### Instructions to follow
The lines below should be written out again in full, exactly as they are.

### Provided data

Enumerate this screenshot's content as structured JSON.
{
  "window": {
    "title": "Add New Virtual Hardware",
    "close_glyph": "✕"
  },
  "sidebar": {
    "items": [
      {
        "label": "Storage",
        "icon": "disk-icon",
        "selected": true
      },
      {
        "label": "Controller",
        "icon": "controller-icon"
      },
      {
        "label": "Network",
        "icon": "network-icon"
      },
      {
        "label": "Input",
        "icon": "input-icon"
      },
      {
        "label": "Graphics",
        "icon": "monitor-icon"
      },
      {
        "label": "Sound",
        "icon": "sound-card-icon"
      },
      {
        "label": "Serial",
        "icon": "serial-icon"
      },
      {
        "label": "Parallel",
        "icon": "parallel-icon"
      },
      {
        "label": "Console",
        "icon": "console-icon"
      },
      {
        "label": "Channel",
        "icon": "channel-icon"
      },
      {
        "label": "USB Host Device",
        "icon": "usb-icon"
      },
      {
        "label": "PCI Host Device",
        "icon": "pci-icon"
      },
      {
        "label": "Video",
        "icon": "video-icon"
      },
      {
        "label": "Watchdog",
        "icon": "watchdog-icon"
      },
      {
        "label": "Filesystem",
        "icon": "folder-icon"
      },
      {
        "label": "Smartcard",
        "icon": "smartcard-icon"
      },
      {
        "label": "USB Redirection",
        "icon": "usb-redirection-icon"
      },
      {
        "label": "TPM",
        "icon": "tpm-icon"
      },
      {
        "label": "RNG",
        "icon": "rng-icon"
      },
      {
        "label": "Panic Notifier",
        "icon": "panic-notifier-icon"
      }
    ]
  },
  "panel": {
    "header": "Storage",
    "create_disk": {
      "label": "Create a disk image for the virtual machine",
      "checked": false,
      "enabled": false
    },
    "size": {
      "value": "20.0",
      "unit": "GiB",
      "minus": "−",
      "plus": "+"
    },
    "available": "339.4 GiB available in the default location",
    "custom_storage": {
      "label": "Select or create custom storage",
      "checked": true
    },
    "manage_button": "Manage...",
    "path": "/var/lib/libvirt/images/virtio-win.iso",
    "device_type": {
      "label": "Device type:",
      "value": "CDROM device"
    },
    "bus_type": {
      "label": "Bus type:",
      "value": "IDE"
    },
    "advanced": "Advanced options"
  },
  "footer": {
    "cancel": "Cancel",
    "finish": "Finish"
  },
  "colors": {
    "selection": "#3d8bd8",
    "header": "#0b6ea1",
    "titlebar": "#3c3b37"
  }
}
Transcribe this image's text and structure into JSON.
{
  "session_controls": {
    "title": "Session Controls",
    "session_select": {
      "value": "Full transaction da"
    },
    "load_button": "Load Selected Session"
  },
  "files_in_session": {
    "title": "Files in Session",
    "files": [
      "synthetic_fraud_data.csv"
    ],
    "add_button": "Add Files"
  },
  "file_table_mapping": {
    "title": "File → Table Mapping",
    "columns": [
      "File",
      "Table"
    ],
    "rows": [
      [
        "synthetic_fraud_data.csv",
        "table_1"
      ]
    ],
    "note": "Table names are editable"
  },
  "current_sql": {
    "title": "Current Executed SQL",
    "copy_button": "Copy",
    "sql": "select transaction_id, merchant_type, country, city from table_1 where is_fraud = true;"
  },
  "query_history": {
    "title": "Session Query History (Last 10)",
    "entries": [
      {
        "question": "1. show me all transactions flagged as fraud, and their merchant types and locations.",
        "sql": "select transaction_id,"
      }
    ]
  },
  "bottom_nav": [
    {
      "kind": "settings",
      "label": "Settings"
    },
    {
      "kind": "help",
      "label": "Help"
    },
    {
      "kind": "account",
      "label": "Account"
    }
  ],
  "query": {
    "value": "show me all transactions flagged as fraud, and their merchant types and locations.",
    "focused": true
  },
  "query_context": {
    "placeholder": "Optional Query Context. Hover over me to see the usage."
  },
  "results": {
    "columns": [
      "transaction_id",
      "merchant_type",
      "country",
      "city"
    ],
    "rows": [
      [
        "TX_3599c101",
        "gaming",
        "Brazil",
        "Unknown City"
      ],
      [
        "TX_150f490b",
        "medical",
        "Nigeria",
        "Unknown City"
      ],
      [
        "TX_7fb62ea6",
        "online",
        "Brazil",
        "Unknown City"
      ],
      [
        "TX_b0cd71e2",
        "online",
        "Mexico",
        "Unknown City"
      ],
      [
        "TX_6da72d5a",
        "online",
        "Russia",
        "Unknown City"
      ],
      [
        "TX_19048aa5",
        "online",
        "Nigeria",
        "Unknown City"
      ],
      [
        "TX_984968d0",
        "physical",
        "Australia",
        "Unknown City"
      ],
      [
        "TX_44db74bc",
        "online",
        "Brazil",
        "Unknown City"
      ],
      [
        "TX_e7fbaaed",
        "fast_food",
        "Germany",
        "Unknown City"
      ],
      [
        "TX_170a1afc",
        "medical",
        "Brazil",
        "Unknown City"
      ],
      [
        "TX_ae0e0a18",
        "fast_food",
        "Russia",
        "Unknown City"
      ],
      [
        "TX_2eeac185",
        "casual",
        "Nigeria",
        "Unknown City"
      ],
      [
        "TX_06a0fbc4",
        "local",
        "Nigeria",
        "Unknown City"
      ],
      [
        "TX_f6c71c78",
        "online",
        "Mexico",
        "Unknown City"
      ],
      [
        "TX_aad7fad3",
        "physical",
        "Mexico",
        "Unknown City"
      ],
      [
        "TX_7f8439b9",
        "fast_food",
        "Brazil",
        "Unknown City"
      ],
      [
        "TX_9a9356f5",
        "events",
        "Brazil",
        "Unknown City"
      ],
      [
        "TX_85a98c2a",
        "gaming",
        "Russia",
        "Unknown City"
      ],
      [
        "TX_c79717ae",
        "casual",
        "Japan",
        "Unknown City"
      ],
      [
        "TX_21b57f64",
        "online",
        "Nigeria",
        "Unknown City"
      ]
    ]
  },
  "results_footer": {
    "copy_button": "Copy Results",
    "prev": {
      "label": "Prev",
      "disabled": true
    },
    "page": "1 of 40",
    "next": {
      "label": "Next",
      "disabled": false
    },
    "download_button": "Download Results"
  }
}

### Answer to this problem
Enumerate this screenshot's content as structured JSON.
{
  "window": {
    "title": "Add New Virtual Hardware",
    "close_glyph": "✕"
  },
  "sidebar": {
    "items": [
      {
        "label": "Storage",
        "icon": "disk-icon",
        "selected": true
      },
      {
        "label": "Controller",
        "icon": "controller-icon"
      },
      {
        "label": "Network",
        "icon": "network-icon"
      },
      {
        "label": "Input",
        "icon": "input-icon"
      },
      {
        "label": "Graphics",
        "icon": "monitor-icon"
      },
      {
        "label": "Sound",
        "icon": "sound-card-icon"
      },
      {
        "label": "Serial",
        "icon": "serial-icon"
      },
      {
        "label": "Parallel",
        "icon": "parallel-icon"
      },
      {
        "label": "Console",
        "icon": "console-icon"
      },
      {
        "label": "Channel",
        "icon": "channel-icon"
      },
      {
        "label": "USB Host Device",
        "icon": "usb-icon"
      },
      {
        "label": "PCI Host Device",
        "icon": "pci-icon"
      },
      {
        "label": "Video",
        "icon": "video-icon"
      },
      {
        "label": "Watchdog",
        "icon": "watchdog-icon"
      },
      {
        "label": "Filesystem",
        "icon": "folder-icon"
      },
      {
        "label": "Smartcard",
        "icon": "smartcard-icon"
      },
      {
        "label": "USB Redirection",
        "icon": "usb-redirection-icon"
      },
      {
        "label": "TPM",
        "icon": "tpm-icon"
      },
      {
        "label": "RNG",
        "icon": "rng-icon"
      },
      {
        "label": "Panic Notifier",
        "icon": "panic-notifier-icon"
      }
    ]
  },
  "panel": {
    "header": "Storage",
    "create_disk": {
      "label": "Create a disk image for the virtual machine",
      "checked": false,
      "enabled": false
    },
    "size": {
      "value": "20.0",
      "unit": "GiB",
      "minus": "−",
      "plus": "+"
    },
    "available": "339.4 GiB available in the default location",
    "custom_storage": {
      "label": "Select or create custom storage",
      "checked": true
    },
    "manage_button": "Manage...",
    "path": "/var/lib/libvirt/images/virtio-win.iso",
    "device_type": {
      "label": "Device type:",
      "value": "CDROM device"
    },
    "bus_type": {
      "label": "Bus type:",
      "value": "IDE"
    },
    "advanced": "Advanced options"
  },
  "footer": {
    "cancel": "Cancel",
    "finish": "Finish"
  },
  "colors": {
    "selection": "#3d8bd8",
    "header": "#0b6ea1",
    "titlebar": "#3c3b37"
  }
}
Transcribe this image's text and structure into JSON.
{
  "session_controls": {
    "title": "Session Controls",
    "session_select": {
      "value": "Full transaction da"
    },
    "load_button": "Load Selected Session"
  },
  "files_in_session": {
    "title": "Files in Session",
    "files": [
      "synthetic_fraud_data.csv"
    ],
    "add_button": "Add Files"
  },
  "file_table_mapping": {
    "title": "File → Table Mapping",
    "columns": [
      "File",
      "Table"
    ],
    "rows": [
      [
        "synthetic_fraud_data.csv",
        "table_1"
      ]
    ],
    "note": "Table names are editable"
  },
  "current_sql": {
    "title": "Current Executed SQL",
    "copy_button": "Copy",
    "sql": "select transaction_id, merchant_type, country, city from table_1 where is_fraud = true;"
  },
  "query_history": {
    "title": "Session Query History (Last 10)",
    "entries": [
      {
        "question": "1. show me all transactions flagged as fraud, and their merchant types and locations.",
        "sql": "select transaction_id,"
      }
    ]
  },
  "bottom_nav": [
    {
      "kind": "settings",
      "label": "Settings"
    },
    {
      "kind": "help",
      "label": "Help"
    },
    {
      "kind": "account",
      "label": "Account"
    }
  ],
  "query": {
    "value": "show me all transactions flagged as fraud, and their merchant types and locations.",
    "focused": true
  },
  "query_context": {
    "placeholder": "Optional Query Context. Hover over me to see the usage."
  },
  "results": {
    "columns": [
      "transaction_id",
      "merchant_type",
      "country",
      "city"
    ],
    "rows": [
      [
        "TX_3599c101",
        "gaming",
        "Brazil",
        "Unknown City"
      ],
      [
        "TX_150f490b",
        "medical",
        "Nigeria",
        "Unknown City"
      ],
      [
        "TX_7fb62ea6",
        "online",
        "Brazil",
        "Unknown City"
      ],
      [
        "TX_b0cd71e2",
        "online",
        "Mexico",
        "Unknown City"
      ],
      [
        "TX_6da72d5a",
        "online",
        "Russia",
        "Unknown City"
      ],
      [
        "TX_19048aa5",
        "online",
        "Nigeria",
        "Unknown City"
      ],
      [
        "TX_984968d0",
        "physical",
        "Australia",
        "Unknown City"
      ],
      [
        "TX_44db74bc",
        "online",
        "Brazil",
        "Unknown City"
      ],
      [
        "TX_e7fbaaed",
        "fast_food",
        "Germany",
        "Unknown City"
      ],
      [
        "TX_170a1afc",
        "medical",
        "Brazil",
        "Unknown City"
      ],
      [
        "TX_ae0e0a18",
        "fast_food",
        "Russia",
        "Unknown City"
      ],
      [
        "TX_2eeac185",
        "casual",
        "Nigeria",
        "Unknown City"
      ],
      [
        "TX_06a0fbc4",
        "local",
        "Nigeria",
        "Unknown City"
      ],
      [
        "TX_f6c71c78",
        "online",
        "Mexico",
        "Unknown City"
      ],
      [
        "TX_aad7fad3",
        "physical",
        "Mexico",
        "Unknown City"
      ],
      [
        "TX_7f8439b9",
        "fast_food",
        "Brazil",
        "Unknown City"
      ],
      [
        "TX_9a9356f5",
        "events",
        "Brazil",
        "Unknown City"
      ],
      [
        "TX_85a98c2a",
        "gaming",
        "Russia",
        "Unknown City"
      ],
      [
        "TX_c79717ae",
        "casual",
        "Japan",
        "Unknown City"
      ],
      [
        "TX_21b57f64",
        "online",
        "Nigeria",
        "Unknown City"
      ]
    ]
  },
  "results_footer": {
    "copy_button": "Copy Results",
    "prev": {
      "label": "Prev",
      "disabled": true
    },
    "page": "1 of 40",
    "next": {
      "label": "Next",
      "disabled": false
    },
    "download_button": "Download Results"
  }
}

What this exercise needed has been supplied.